Contrary to the assumption that pair-housed subjects would be less cooperative during the catching procedure than single-housed individuals, the percentage of pair-housed monkeys voluntarily entering the transport cage was not less than that of single-housed monkeys. This finding was not expected, however, it supports the notion that pair-housing does not affect but rather enhances high standard husbandry and experimental handling of laboratory macaques12,13
The transport-cage-training program described in this paper is simple and requires no extra technical equipment such as cage-squeeze-backs. Time investment is minimal and quickly pays off in predictably swift catching of caged subjects that are not unduly distressed when entering the transport cage. The long-term success rate may encourage other institutions and investigators to develop similar transport-cage-catching techniques, based on cooperation of the subjects rather than on mechanical, manual or chemical immobilization.

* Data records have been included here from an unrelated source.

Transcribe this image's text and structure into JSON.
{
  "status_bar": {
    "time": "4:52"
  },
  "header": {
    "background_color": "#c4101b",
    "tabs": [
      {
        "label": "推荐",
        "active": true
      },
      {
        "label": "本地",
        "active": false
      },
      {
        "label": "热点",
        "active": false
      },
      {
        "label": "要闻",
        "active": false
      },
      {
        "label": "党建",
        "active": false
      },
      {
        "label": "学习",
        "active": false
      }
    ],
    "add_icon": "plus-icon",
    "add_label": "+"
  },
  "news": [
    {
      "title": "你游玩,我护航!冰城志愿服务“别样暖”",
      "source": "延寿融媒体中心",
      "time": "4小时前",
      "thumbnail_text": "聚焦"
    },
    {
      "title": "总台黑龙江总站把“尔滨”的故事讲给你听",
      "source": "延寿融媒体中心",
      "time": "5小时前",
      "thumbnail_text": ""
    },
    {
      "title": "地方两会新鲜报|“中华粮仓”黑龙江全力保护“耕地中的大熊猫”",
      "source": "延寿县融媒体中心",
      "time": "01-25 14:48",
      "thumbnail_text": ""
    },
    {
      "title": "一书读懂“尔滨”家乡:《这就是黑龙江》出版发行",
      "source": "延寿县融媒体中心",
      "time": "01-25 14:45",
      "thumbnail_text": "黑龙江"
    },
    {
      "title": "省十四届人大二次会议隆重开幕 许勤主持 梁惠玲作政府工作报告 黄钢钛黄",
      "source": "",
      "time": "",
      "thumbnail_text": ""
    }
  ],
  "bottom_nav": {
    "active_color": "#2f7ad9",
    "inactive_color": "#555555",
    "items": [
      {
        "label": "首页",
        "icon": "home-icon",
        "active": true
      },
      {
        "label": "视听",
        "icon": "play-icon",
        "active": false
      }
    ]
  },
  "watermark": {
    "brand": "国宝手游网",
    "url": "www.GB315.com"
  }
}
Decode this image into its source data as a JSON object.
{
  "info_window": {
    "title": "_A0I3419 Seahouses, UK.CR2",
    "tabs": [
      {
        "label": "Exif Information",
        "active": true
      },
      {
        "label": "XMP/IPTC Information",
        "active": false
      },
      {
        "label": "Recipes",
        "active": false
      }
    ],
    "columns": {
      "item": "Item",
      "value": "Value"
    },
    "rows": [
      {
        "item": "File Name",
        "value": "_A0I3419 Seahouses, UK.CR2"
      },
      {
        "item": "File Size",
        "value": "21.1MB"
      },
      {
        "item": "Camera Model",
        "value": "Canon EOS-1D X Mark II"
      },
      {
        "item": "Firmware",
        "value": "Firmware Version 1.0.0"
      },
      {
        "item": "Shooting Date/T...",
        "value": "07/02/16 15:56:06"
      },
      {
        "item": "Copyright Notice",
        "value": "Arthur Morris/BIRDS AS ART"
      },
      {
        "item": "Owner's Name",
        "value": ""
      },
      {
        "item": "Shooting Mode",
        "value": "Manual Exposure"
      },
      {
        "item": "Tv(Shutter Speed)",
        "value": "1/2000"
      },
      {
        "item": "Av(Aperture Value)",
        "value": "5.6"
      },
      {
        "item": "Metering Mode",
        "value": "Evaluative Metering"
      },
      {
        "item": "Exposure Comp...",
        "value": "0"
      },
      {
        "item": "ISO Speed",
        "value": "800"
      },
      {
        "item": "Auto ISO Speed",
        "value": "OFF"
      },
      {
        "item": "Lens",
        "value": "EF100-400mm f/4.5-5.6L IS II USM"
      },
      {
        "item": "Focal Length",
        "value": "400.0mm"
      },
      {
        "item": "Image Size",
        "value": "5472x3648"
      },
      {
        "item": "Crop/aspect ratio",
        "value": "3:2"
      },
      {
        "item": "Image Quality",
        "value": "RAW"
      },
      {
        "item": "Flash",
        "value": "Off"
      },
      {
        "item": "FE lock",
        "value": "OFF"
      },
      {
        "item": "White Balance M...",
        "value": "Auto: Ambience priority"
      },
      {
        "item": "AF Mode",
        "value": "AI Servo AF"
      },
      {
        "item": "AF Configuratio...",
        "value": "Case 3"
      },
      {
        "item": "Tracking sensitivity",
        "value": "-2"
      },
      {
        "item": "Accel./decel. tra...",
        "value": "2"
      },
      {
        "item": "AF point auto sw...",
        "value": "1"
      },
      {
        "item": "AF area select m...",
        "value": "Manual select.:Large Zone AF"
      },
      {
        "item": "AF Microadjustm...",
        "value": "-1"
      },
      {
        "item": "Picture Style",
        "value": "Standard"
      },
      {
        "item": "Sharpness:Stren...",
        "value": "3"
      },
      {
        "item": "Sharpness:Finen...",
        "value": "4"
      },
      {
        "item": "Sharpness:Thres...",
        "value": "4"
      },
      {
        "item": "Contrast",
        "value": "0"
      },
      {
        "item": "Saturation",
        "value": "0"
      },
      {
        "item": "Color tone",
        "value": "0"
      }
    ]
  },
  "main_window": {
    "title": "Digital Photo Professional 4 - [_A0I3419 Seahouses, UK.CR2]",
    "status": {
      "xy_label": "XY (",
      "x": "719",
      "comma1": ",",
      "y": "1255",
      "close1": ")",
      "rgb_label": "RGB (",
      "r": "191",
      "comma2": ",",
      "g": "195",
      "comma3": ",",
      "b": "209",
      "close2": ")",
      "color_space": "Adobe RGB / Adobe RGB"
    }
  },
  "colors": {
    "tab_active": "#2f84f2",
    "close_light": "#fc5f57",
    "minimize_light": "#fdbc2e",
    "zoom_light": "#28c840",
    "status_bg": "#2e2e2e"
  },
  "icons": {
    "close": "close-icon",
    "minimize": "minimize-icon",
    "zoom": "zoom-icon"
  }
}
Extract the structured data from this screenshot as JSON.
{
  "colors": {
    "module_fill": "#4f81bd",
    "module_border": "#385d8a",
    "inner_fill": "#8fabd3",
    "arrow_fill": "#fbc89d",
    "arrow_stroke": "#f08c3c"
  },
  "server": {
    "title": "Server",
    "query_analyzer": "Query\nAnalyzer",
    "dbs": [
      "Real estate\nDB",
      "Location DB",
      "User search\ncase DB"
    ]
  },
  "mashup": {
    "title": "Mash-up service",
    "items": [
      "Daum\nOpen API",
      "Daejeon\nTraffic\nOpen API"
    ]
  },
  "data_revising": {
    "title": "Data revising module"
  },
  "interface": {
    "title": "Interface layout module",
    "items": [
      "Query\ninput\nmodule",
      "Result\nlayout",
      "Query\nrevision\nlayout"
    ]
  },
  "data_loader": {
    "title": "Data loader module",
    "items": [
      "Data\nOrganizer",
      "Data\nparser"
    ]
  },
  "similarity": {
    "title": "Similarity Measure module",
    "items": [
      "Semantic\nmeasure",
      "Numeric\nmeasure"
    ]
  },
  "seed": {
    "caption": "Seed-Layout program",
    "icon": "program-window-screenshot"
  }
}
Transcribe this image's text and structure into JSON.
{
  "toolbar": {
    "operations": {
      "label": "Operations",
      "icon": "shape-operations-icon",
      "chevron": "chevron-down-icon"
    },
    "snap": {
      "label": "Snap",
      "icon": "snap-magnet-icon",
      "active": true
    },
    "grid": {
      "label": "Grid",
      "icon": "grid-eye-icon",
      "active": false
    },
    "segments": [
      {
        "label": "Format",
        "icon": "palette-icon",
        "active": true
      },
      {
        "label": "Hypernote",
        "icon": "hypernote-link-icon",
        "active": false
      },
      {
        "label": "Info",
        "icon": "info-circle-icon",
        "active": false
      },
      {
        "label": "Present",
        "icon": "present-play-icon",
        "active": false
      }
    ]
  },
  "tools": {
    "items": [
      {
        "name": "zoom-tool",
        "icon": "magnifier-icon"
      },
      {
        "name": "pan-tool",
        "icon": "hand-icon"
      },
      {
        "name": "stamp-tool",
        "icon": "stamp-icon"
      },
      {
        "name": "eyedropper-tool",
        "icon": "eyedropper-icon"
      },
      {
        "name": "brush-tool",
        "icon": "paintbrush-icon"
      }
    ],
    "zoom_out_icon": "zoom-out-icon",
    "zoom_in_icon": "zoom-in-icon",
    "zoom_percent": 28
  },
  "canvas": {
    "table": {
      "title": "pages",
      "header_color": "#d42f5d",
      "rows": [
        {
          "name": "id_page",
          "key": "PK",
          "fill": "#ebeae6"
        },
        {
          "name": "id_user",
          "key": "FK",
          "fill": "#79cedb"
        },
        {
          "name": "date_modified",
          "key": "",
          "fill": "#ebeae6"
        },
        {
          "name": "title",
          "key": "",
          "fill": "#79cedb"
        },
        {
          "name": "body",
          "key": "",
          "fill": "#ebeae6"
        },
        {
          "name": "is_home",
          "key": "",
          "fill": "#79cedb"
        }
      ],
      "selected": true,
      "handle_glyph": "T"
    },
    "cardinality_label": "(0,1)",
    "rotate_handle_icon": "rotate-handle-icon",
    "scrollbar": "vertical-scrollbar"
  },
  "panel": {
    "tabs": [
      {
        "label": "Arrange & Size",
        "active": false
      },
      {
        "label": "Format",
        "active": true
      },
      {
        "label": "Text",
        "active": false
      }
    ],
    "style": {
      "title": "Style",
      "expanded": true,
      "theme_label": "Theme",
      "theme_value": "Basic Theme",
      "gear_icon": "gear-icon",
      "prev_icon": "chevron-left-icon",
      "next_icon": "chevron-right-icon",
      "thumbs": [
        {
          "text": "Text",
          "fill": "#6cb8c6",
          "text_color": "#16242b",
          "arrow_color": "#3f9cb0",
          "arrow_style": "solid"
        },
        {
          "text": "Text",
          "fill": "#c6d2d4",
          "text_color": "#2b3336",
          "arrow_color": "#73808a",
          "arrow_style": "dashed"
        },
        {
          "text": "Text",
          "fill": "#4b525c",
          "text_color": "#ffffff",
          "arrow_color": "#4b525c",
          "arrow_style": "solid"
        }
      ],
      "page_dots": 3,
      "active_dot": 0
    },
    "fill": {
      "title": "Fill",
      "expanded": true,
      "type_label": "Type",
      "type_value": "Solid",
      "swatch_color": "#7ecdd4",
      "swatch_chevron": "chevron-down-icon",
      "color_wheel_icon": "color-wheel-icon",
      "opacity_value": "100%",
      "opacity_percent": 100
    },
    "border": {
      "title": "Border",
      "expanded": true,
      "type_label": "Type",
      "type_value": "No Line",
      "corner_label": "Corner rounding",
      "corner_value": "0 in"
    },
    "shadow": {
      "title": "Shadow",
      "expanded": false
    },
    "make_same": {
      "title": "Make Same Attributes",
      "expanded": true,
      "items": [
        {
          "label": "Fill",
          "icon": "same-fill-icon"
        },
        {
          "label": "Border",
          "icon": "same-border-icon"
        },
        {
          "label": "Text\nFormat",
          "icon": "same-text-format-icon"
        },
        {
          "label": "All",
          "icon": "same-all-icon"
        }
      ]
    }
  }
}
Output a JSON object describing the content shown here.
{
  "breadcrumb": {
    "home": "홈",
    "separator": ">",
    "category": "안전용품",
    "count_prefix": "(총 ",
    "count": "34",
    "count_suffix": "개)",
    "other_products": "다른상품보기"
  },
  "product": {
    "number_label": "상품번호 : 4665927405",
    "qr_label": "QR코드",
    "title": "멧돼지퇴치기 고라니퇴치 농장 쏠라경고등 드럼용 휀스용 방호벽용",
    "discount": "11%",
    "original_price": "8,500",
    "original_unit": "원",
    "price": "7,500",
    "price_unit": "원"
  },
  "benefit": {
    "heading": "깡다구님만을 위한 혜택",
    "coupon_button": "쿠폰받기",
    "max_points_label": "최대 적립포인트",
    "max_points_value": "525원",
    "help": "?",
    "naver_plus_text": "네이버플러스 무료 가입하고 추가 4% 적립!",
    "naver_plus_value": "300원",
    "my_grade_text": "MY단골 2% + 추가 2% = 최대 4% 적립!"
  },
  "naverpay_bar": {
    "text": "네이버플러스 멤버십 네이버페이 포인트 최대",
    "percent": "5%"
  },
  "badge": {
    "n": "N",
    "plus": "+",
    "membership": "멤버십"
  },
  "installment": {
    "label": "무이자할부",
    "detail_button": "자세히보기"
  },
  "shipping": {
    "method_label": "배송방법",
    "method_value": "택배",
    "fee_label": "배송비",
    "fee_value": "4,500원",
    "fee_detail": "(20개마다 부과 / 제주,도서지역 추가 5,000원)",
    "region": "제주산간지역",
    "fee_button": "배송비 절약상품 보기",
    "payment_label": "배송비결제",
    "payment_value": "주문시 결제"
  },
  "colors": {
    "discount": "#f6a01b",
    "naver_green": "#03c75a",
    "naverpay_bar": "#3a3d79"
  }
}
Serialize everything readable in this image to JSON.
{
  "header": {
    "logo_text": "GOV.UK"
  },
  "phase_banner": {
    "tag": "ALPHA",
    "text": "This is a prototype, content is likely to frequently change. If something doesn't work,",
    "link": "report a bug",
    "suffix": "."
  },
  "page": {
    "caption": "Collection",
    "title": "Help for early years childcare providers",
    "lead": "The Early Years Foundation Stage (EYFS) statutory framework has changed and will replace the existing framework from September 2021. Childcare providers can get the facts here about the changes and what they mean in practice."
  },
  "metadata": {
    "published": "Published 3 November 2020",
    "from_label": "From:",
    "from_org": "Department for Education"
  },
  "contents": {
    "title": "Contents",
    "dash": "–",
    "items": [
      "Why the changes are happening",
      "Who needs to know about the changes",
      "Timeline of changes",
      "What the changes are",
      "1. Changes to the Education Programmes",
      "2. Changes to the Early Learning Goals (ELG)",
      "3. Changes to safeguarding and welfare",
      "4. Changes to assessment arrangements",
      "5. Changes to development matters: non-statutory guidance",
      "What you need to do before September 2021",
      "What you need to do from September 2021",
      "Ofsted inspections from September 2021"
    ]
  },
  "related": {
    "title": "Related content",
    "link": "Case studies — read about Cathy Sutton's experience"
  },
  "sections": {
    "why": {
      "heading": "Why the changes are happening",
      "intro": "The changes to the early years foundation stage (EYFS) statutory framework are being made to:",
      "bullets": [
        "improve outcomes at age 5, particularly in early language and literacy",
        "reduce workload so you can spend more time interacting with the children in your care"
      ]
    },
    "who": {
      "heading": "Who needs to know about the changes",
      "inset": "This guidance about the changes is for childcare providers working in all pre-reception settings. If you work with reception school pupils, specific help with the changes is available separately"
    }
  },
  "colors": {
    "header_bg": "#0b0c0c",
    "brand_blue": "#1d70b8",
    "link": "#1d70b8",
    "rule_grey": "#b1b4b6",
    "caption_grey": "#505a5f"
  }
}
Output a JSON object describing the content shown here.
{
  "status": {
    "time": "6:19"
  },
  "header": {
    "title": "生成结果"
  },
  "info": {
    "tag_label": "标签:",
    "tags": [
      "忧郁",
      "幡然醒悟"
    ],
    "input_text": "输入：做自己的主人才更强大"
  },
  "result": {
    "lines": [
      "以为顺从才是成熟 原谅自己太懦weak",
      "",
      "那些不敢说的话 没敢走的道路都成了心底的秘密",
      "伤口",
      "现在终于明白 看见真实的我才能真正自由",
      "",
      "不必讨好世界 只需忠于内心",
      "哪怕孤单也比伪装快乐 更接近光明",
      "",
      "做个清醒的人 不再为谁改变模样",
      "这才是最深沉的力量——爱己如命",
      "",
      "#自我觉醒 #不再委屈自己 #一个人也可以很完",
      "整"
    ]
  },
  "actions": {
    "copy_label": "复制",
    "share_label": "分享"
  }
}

Such techniques will benefit not only the animals - who are exposed to a less disturbing routine handling protocol - but will also increase the methodological validity of research conducted with such animals.

Thanks are due to my wife Annie for critically reading this manuscript and providing valuable constructive comments. I am also grateful to Mrs. Jackie Kinney for editing the text. This study was supported by NIH grant RR-OO167 to the Wisconsin Regional Primate Research Center.

1. National Institutes of Health (1991 ). Nonhuman primate management plan. Office of Animal Care and Use National Institutes of Health, Bethesda. 
2. Clarke, S., Mason, W. A. and Moberg, G. P. ( 1988). Interspecific contrasts in responses of macaques to transport cage training. Laboratory Animal Science, 38:305-309. 
3. Heath, M. (1989). The training of cynomolgus monkeys and how the human/animal relationship improves with environmental and mental enrichment. Animal Technology, 40:11-22. 
4. Sainsbury , A. W ., Mew, J. A., Purton, P ., Eaton, B. D. and Cooper, J. E. (1990). Advances in the management of primates kept for biomedical research. Animal Technology, 41 :82-101. 
5. U. S. Department of Agriculture (1991). Animal Welfare, Standards, Final Rule. Federal Register, 56:6499-6500. 
6. Reinhardt, V., Houser, D., Cowley, D., Eisele, S. and Vertein, R. (1989). Alternatives to single caging of rhesus monkeys (Macaca mulatta) used in research. Journal of Experimental Animal Science, 32:275-279. 
7. Siegel, S. (1956). Nonparametric statistics for the behavioral sciences. McGraw-Hill, New York. 
8. Reinhardt, V. (1990). Avoiding undue stress: Catching individual animals in groups of laboratory rhesus monkeys. Lab. Animal, 19(6):52-53. 
9. Preilowski, B., Reger, M. and Engele, H. (1988). Combining scientific experimentation with conventional housing: A pilot study with rhesus monkeys. American Journal of Primatology, 18:245-250. 
10. Clarke, M. R., Phillippi, K. M., Falkenstein, J. A., Moran, E. A. and Suomi, S. J. (1990). Training corral-living rhesus monkeys for fecal and blood sample collection. American Journal of Primatology, 20: 181. 
11. Reinhardt, V. (1991). Training adult male rhesus monkeys to actively cooperate during in-homecage venipuncture. Animal Technology, 42: 11-17. 
12. Reinhardt, V., Houser, D. and Eisele, S. (1989). Pairing previously singly caged rhesus monkeys does not interfere with common research protocols. Laboratory Animal Science, 39:73- 74. 
13. Reinhardt, V. ( 1990). Social enrichment for laboratory primates: A critical review. Laboratory Primate Newsletter, 29(3):8-11.

Reproduced with permission of the Institute of Animal Technology.